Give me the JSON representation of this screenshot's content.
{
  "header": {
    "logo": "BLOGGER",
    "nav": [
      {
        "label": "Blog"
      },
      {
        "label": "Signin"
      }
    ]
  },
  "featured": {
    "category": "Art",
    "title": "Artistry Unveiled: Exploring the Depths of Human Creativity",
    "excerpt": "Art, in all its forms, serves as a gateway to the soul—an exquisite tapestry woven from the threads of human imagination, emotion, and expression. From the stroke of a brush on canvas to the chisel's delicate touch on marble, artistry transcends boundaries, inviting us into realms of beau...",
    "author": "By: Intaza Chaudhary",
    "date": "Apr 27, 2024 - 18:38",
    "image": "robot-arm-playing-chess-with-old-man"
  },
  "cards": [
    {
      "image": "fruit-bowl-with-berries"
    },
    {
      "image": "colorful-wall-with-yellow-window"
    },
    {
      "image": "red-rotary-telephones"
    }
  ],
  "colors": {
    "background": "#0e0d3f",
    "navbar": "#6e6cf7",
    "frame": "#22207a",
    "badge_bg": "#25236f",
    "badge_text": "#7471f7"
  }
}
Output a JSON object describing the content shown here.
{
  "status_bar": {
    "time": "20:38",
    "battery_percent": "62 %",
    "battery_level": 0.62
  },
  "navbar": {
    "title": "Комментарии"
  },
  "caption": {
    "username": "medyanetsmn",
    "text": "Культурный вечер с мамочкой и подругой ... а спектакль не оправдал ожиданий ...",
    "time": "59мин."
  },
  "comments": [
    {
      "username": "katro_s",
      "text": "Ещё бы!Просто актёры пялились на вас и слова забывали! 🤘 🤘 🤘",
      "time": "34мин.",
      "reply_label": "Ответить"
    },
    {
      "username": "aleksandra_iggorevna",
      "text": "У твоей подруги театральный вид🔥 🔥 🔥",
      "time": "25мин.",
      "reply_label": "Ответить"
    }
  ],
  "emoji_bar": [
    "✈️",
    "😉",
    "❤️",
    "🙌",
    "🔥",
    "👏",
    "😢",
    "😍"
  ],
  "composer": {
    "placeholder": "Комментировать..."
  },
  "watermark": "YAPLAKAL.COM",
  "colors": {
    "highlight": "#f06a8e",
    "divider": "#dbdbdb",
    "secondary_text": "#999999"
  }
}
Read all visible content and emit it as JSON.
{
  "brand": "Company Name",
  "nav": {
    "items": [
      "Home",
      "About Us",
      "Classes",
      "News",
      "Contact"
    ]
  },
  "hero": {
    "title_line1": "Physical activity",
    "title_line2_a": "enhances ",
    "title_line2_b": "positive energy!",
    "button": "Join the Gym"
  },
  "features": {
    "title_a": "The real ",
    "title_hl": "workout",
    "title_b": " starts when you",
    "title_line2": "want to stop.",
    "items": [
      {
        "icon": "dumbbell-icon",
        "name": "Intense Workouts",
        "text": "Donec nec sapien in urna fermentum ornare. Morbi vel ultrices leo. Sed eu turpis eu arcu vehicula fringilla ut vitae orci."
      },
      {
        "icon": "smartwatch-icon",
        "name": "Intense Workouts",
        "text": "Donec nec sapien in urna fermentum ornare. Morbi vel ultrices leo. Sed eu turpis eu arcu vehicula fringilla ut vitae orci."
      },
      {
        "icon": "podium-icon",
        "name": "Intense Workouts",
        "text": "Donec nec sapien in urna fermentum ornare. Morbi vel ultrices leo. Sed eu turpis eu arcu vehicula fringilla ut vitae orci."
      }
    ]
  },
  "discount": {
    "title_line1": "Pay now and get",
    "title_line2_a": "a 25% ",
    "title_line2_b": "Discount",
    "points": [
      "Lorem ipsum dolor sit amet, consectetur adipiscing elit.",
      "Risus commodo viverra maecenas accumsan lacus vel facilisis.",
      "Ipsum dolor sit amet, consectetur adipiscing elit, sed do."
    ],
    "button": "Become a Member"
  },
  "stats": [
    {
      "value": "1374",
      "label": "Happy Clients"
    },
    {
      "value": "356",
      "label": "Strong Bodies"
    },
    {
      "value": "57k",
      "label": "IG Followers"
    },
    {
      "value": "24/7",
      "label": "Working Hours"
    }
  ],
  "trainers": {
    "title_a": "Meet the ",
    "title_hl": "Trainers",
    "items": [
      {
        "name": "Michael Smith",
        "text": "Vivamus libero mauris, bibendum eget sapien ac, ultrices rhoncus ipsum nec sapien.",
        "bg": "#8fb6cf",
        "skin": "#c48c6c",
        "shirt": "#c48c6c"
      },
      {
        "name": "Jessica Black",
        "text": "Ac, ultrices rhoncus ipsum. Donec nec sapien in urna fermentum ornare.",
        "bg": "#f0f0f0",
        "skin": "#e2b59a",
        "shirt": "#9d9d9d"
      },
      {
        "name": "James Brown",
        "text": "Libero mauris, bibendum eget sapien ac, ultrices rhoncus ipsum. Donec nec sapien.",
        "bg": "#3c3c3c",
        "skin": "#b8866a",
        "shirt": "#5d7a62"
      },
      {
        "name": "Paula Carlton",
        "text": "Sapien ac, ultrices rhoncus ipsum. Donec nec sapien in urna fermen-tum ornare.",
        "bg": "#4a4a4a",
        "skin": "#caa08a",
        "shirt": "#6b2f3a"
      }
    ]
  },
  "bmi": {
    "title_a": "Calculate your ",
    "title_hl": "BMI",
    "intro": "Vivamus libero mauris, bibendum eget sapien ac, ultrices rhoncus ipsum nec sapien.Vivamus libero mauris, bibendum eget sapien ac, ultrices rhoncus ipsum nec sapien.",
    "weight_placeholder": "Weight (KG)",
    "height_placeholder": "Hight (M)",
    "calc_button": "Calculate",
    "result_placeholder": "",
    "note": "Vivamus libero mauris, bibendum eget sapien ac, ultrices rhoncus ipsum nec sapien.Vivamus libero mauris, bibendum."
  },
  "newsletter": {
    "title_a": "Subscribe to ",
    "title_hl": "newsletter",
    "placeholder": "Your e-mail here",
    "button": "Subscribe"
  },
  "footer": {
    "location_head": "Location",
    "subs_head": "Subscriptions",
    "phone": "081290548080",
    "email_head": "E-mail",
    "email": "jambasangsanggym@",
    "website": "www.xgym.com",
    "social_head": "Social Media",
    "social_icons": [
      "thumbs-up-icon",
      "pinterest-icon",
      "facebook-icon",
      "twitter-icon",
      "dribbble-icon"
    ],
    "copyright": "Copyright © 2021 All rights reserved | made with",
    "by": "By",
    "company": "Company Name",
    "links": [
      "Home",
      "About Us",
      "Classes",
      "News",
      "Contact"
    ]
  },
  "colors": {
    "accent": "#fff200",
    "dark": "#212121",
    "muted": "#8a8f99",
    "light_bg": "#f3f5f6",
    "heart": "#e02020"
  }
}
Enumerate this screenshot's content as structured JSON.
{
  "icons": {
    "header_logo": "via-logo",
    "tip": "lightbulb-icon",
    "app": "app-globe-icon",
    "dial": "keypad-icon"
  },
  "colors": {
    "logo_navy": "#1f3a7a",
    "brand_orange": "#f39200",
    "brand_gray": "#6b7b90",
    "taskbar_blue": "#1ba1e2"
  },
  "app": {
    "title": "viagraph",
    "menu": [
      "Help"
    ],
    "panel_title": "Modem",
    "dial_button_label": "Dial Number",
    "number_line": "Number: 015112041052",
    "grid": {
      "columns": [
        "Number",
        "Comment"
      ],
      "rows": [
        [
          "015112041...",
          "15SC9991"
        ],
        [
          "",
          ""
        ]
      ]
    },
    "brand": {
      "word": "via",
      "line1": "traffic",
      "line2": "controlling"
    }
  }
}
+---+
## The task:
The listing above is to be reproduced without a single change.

## Solution to the exercise:
Give me the JSON representation of this screenshot's content.
{
  "header": {
    "logo": "BLOGGER",
    "nav": [
      {
        "label": "Blog"
      },
      {
        "label": "Signin"
      }
    ]
  },
  "featured": {
    "category": "Art",
    "title": "Artistry Unveiled: Exploring the Depths of Human Creativity",
    "excerpt": "Art, in all its forms, serves as a gateway to the soul—an exquisite tapestry woven from the threads of human imagination, emotion, and expression. From the stroke of a brush on canvas to the chisel's delicate touch on marble, artistry transcends boundaries, inviting us into realms of beau...",
    "author": "By: Intaza Chaudhary",
    "date": "Apr 27, 2024 - 18:38",
    "image": "robot-arm-playing-chess-with-old-man"
  },
  "cards": [
    {
      "image": "fruit-bowl-with-berries"
    },
    {
      "image": "colorful-wall-with-yellow-window"
    },
    {
      "image": "red-rotary-telephones"
    }
  ],
  "colors": {
    "background": "#0e0d3f",
    "navbar": "#6e6cf7",
    "frame": "#22207a",
    "badge_bg": "#25236f",
    "badge_text": "#7471f7"
  }
}
Output a JSON object describing the content shown here.
{
  "status_bar": {
    "time": "20:38",
    "battery_percent": "62 %",
    "battery_level": 0.62
  },
  "navbar": {
    "title": "Комментарии"
  },
  "caption": {
    "username": "medyanetsmn",
    "text": "Культурный вечер с мамочкой и подругой ... а спектакль не оправдал ожиданий ...",
    "time": "59мин."
  },
  "comments": [
    {
      "username": "katro_s",
      "text": "Ещё бы!Просто актёры пялились на вас и слова забывали! 🤘 🤘 🤘",
      "time": "34мин.",
      "reply_label": "Ответить"
    },
    {
      "username": "aleksandra_iggorevna",
      "text": "У твоей подруги театральный вид🔥 🔥 🔥",
      "time": "25мин.",
      "reply_label": "Ответить"
    }
  ],
  "emoji_bar": [
    "✈️",
    "😉",
    "❤️",
    "🙌",
    "🔥",
    "👏",
    "😢",
    "😍"
  ],
  "composer": {
    "placeholder": "Комментировать..."
  },
  "watermark": "YAPLAKAL.COM",
  "colors": {
    "highlight": "#f06a8e",
    "divider": "#dbdbdb",
    "secondary_text": "#999999"
  }
}
Read all visible content and emit it as JSON.
{
  "brand": "Company Name",
  "nav": {
    "items": [
      "Home",
      "About Us",
      "Classes",
      "News",
      "Contact"
    ]
  },
  "hero": {
    "title_line1": "Physical activity",
    "title_line2_a": "enhances ",
    "title_line2_b": "positive energy!",
    "button": "Join the Gym"
  },
  "features": {
    "title_a": "The real ",
    "title_hl": "workout",
    "title_b": " starts when you",
    "title_line2": "want to stop.",
    "items": [
      {
        "icon": "dumbbell-icon",
        "name": "Intense Workouts",
        "text": "Donec nec sapien in urna fermentum ornare. Morbi vel ultrices leo. Sed eu turpis eu arcu vehicula fringilla ut vitae orci."
      },
      {
        "icon": "smartwatch-icon",
        "name": "Intense Workouts",
        "text": "Donec nec sapien in urna fermentum ornare. Morbi vel ultrices leo. Sed eu turpis eu arcu vehicula fringilla ut vitae orci."
      },
      {
        "icon": "podium-icon",
        "name": "Intense Workouts",
        "text": "Donec nec sapien in urna fermentum ornare. Morbi vel ultrices leo. Sed eu turpis eu arcu vehicula fringilla ut vitae orci."
      }
    ]
  },
  "discount": {
    "title_line1": "Pay now and get",
    "title_line2_a": "a 25% ",
    "title_line2_b": "Discount",
    "points": [
      "Lorem ipsum dolor sit amet, consectetur adipiscing elit.",
      "Risus commodo viverra maecenas accumsan lacus vel facilisis.",
      "Ipsum dolor sit amet, consectetur adipiscing elit, sed do."
    ],
    "button": "Become a Member"
  },
  "stats": [
    {
      "value": "1374",
      "label": "Happy Clients"
    },
    {
      "value": "356",
      "label": "Strong Bodies"
    },
    {
      "value": "57k",
      "label": "IG Followers"
    },
    {
      "value": "24/7",
      "label": "Working Hours"
    }
  ],
  "trainers": {
    "title_a": "Meet the ",
    "title_hl": "Trainers",
    "items": [
      {
        "name": "Michael Smith",
        "text": "Vivamus libero mauris, bibendum eget sapien ac, ultrices rhoncus ipsum nec sapien.",
        "bg": "#8fb6cf",
        "skin": "#c48c6c",
        "shirt": "#c48c6c"
      },
      {
        "name": "Jessica Black",
        "text": "Ac, ultrices rhoncus ipsum. Donec nec sapien in urna fermentum ornare.",
        "bg": "#f0f0f0",
        "skin": "#e2b59a",
        "shirt": "#9d9d9d"
      },
      {
        "name": "James Brown",
        "text": "Libero mauris, bibendum eget sapien ac, ultrices rhoncus ipsum. Donec nec sapien.",
        "bg": "#3c3c3c",
        "skin": "#b8866a",
        "shirt": "#5d7a62"
      },
      {
        "name": "Paula Carlton",
        "text": "Sapien ac, ultrices rhoncus ipsum. Donec nec sapien in urna fermen-tum ornare.",
        "bg": "#4a4a4a",
        "skin": "#caa08a",
        "shirt": "#6b2f3a"
      }
    ]
  },
  "bmi": {
    "title_a": "Calculate your ",
    "title_hl": "BMI",
    "intro": "Vivamus libero mauris, bibendum eget sapien ac, ultrices rhoncus ipsum nec sapien.Vivamus libero mauris, bibendum eget sapien ac, ultrices rhoncus ipsum nec sapien.",
    "weight_placeholder": "Weight (KG)",
    "height_placeholder": "Hight (M)",
    "calc_button": "Calculate",
    "result_placeholder": "",
    "note": "Vivamus libero mauris, bibendum eget sapien ac, ultrices rhoncus ipsum nec sapien.Vivamus libero mauris, bibendum."
  },
  "newsletter": {
    "title_a": "Subscribe to ",
    "title_hl": "newsletter",
    "placeholder": "Your e-mail here",
    "button": "Subscribe"
  },
  "footer": {
    "location_head": "Location",
    "subs_head": "Subscriptions",
    "phone": "081290548080",
    "email_head": "E-mail",
    "email": "jambasangsanggym@",
    "website": "www.xgym.com",
    "social_head": "Social Media",
    "social_icons": [
      "thumbs-up-icon",
      "pinterest-icon",
      "facebook-icon",
      "twitter-icon",
      "dribbble-icon"
    ],
    "copyright": "Copyright © 2021 All rights reserved | made with",
    "by": "By",
    "company": "Company Name",
    "links": [
      "Home",
      "About Us",
      "Classes",
      "News",
      "Contact"
    ]
  },
  "colors": {
    "accent": "#fff200",
    "dark": "#212121",
    "muted": "#8a8f99",
    "light_bg": "#f3f5f6",
    "heart": "#e02020"
  }
}
Enumerate this screenshot's content as structured JSON.
{
  "icons": {
    "header_logo": "via-logo",
    "tip": "lightbulb-icon",
    "app": "app-globe-icon",
    "dial": "keypad-icon"
  },
  "colors": {
    "logo_navy": "#1f3a7a",
    "brand_orange": "#f39200",
    "brand_gray": "#6b7b90",
    "taskbar_blue": "#1ba1e2"
  },
  "app": {
    "title": "viagraph",
    "menu": [
      "Help"
    ],
    "panel_title": "Modem",
    "dial_button_label": "Dial Number",
    "number_line": "Number: 015112041052",
    "grid": {
      "columns": [
        "Number",
        "Comment"
      ],
      "rows": [
        [
          "015112041...",
          "15SC9991"
        ],
        [
          "",
          ""
        ]
      ]
    },
    "brand": {
      "word": "via",
      "line1": "traffic",
      "line2": "controlling"
    }
  }
}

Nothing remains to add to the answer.